During the middle ages, there was a civilization in parts of Zimbabwe. Trade developed with the Muslim nations on the coast of the Indian Ocean. For the next 800 years, a sophisticated trading state was established that exchanged gold, copper and ivory for glass and cloth. In the early 17th century, Portuguese settlers destroyed the trade and left the country in near collapse. Britain established a colony from 1888 to 1965. Zimbabwe has been independent since.


The Shona people comprise 80% of the population. The Ndebele are the second most populous at 15%. Perhaps one million Ndebele may have left the country during the early 21st century. They have moved to South Africa, mainly. Other Bantu ethnic groups comprise about 3% of the population. White descendants of European settlers comprise about 2% of the population.

Modern History

Robert Mugabe has ruled Zimbabwe since 1980. His government has held power throughout a number of elections since. These elections have been marred by multiple claims of vote-rigging, intimidation and fraud. There have been widespread reports of human rights violations in the country. Gatherings of groups opposed to the government have been subject to brutal attacks by the police.
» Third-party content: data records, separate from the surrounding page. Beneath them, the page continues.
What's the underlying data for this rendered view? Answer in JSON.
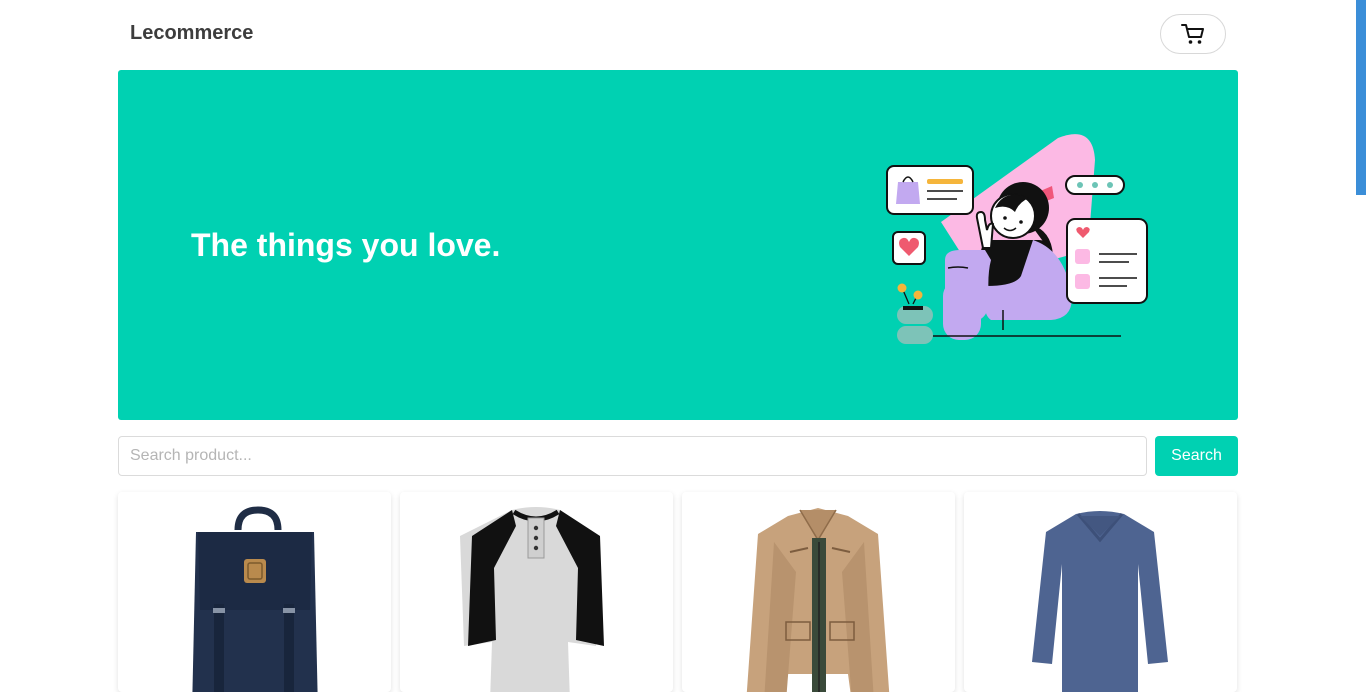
{
  "header": {
    "brand": "Lecommerce",
    "cart_icon": "cart-icon"
  },
  "hero": {
    "title": "The things you love.",
    "background_color": "#00d1b2",
    "illustration": "woman-shopping-illustration"
  },
  "search": {
    "placeholder": "Search product...",
    "value": "",
    "button_label": "Search"
  },
  "products": [
    {
      "image": "backpack-image"
    },
    {
      "image": "raglan-henley-shirt-image"
    },
    {
      "image": "khaki-jacket-image"
    },
    {
      "image": "blue-long-sleeve-shirt-image"
    }
  ]
}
Members of the press have been denied freedom of the press and freedom of speech has been suppressed.

Economic Decline

Zimbabwe was an important agricultural and mineral producer. The economy experienced growth rates of 4-5% through the 1980's and 1990's. Since then, government mismanagement and corruption has contributed to a decline of over 30%. As a consequence of the controversial land redistribution of 2000, the country has become a net importer of crops that it previously exported. Inflation rose from about 30% to over 11,000,000,000 percent in 2008, becoming the second worst instance of hyperinflation in history. In an effort to stem inflation, the Zimbabwean dollar was suspended in 2009 in favor of other world currencies such as the US dollar, British Pound and South African Rand.


The population has been racked with severe outbreaks of AIDS and cholera. The medical establishmenthas essentially collapsed under the pressure of service delivery in a hyperinflation economy. Three of the four major hospitals have been closed due to the inability to obtain basic medicines and supplies to operate. As a response, 25% of the population has fled the country for South Africa and Zambia. There is also a large population of internally displaced people numbering perhaps one million.


Zimbabwe was a fertile productive agricultural producer for most of the 20th century. In 2000, many farms owned by white descendants of European settlers were taken by the government and redistributed. Despite a national referendum opposing the move, over 110,000 square kilometers of land was seized. Since then, the production of these lands, and the whole country, has plunged. The breadbasket of Africa has been reduced to a malnourished country that must import many of the agricultural products that it previously grew in abundance. Much of the infrastructure previously used in agriculture has been destroyed either through vandalism, neglect or theft. A return to productivity for the seized farms is difficult to imagine.


Tourism has essentially stopped in Zimbabwe. A 75% decline from 1990 tourism levels has resulted in the loss of thousands of jobs. Several airlines have discontinued service to the country. There are many major attractions such as Victoria Falls and national parks shared with Zambia. Most visitors now come from Zambia which is benefiting from the tourist trade.

The Future

Zimbabwe is beset with economic, health and stability problems. The government of Robert Mugabe rules as a totalitarian state. Mugabe proudly patterns himself after Adolph Hitler. Unemployment is approaching 95% of the population and an exodus of people to neighboring countries is currently underway. There is a sense that no progress will occur in Zimbabwe while Robert Mugabe rules. Life expectancy has declined to the lowest level in the world. A spectacular country has been nearly laid waste. There is currently little hope for the country without serious interventions by the other nations of the world.